Once the images are set aside, return every entry exactly.

[[ DATASET RECORDS open ]]

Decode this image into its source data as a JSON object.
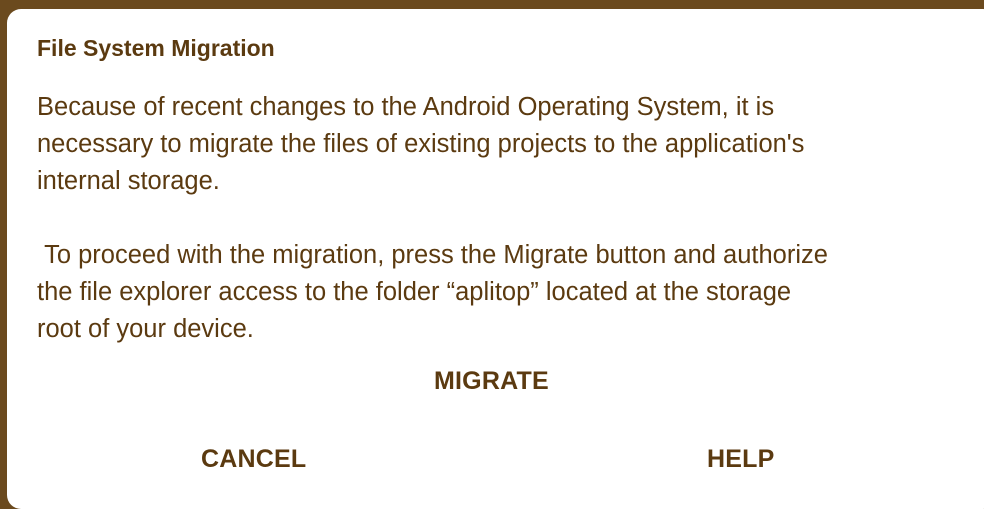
{
  "dialog": {
    "title": "File System Migration",
    "message": "Because of recent changes to the Android Operating System, it is\nnecessary to migrate the files of existing projects to the application's\ninternal storage.\n\n To proceed with the migration, press the Migrate button and authorize\nthe file explorer access to the folder “aplitop” located at the storage\nroot of your device.",
    "buttons": {
      "migrate": "MIGRATE",
      "cancel": "CANCEL",
      "help": "HELP"
    }
  },
  "colors": {
    "text": "#5b3a10",
    "frame": "#6b4a1e",
    "background": "#ffffff"
  }
}
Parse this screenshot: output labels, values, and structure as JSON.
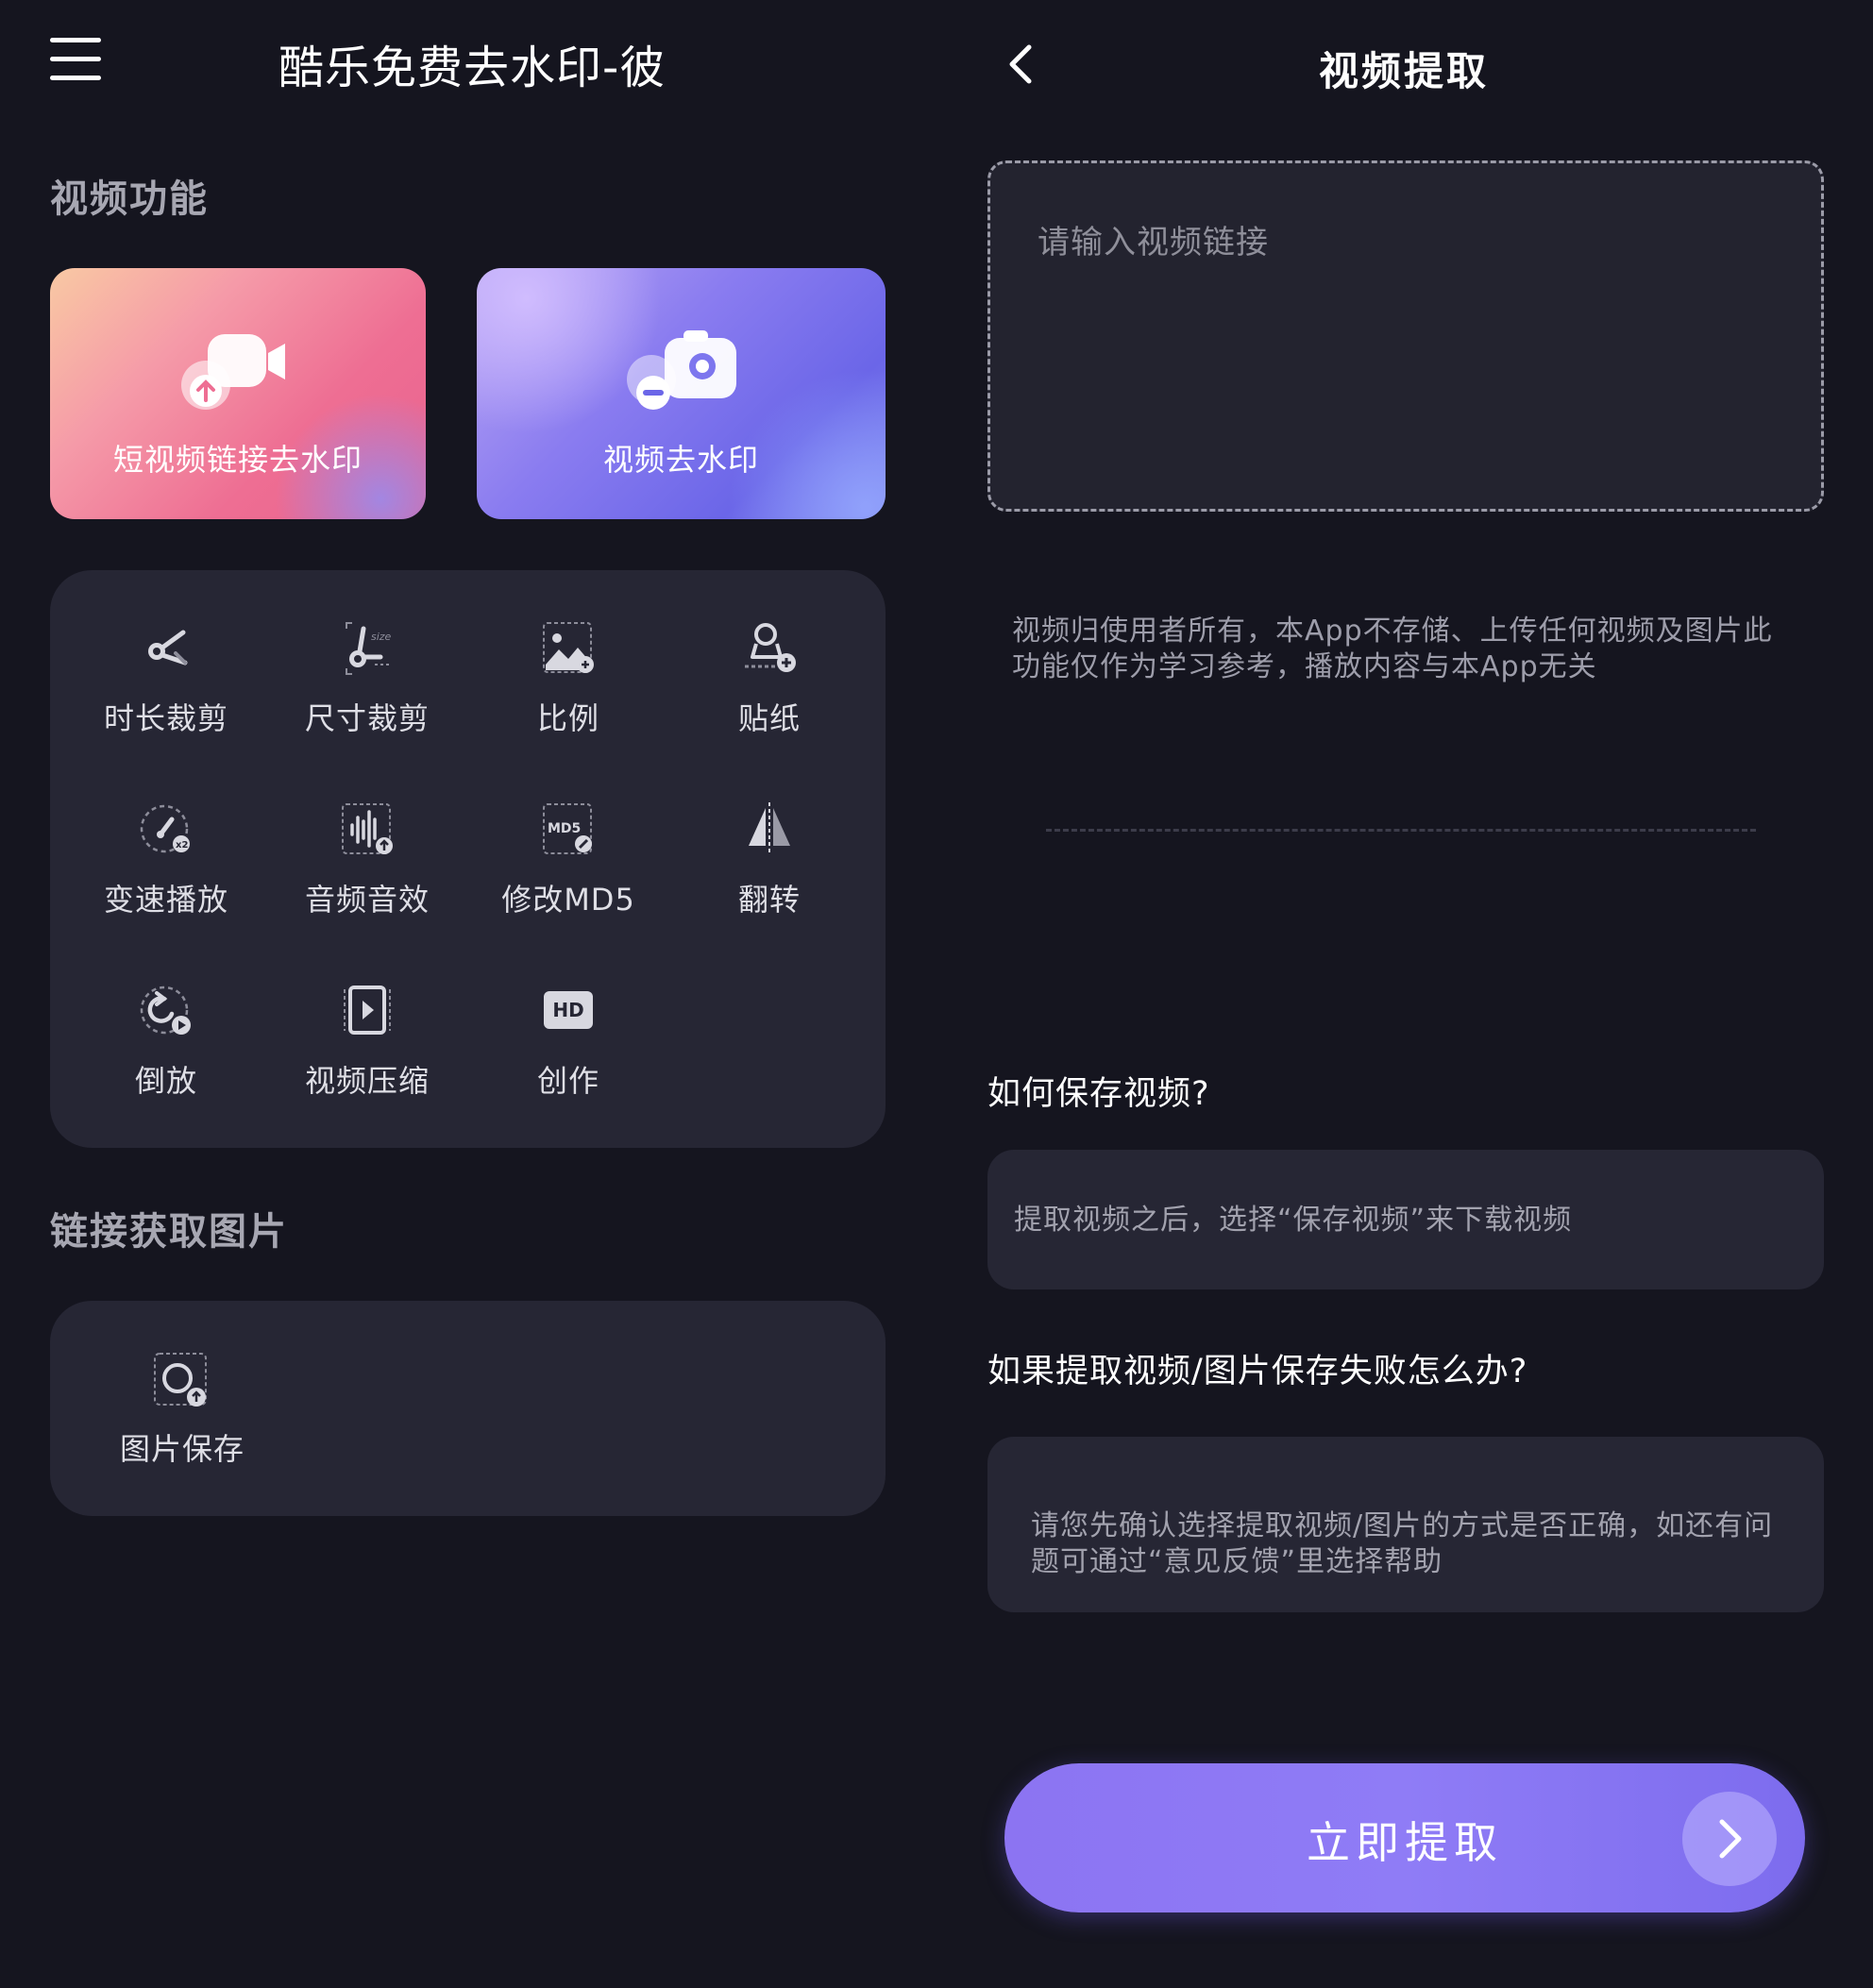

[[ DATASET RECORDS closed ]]

-- WRITTEN ANSWER --
Decode this image into its source data as a JSON object.
{
  "dialog": {
    "title": "File System Migration",
    "message": "Because of recent changes to the Android Operating System, it is\nnecessary to migrate the files of existing projects to the application's\ninternal storage.\n\n To proceed with the migration, press the Migrate button and authorize\nthe file explorer access to the folder “aplitop” located at the storage\nroot of your device.",
    "buttons": {
      "migrate": "MIGRATE",
      "cancel": "CANCEL",
      "help": "HELP"
    }
  },
  "colors": {
    "text": "#5b3a10",
    "frame": "#6b4a1e",
    "background": "#ffffff"
  }
}
Parse this screenshot: output labels, values, and structure as JSON.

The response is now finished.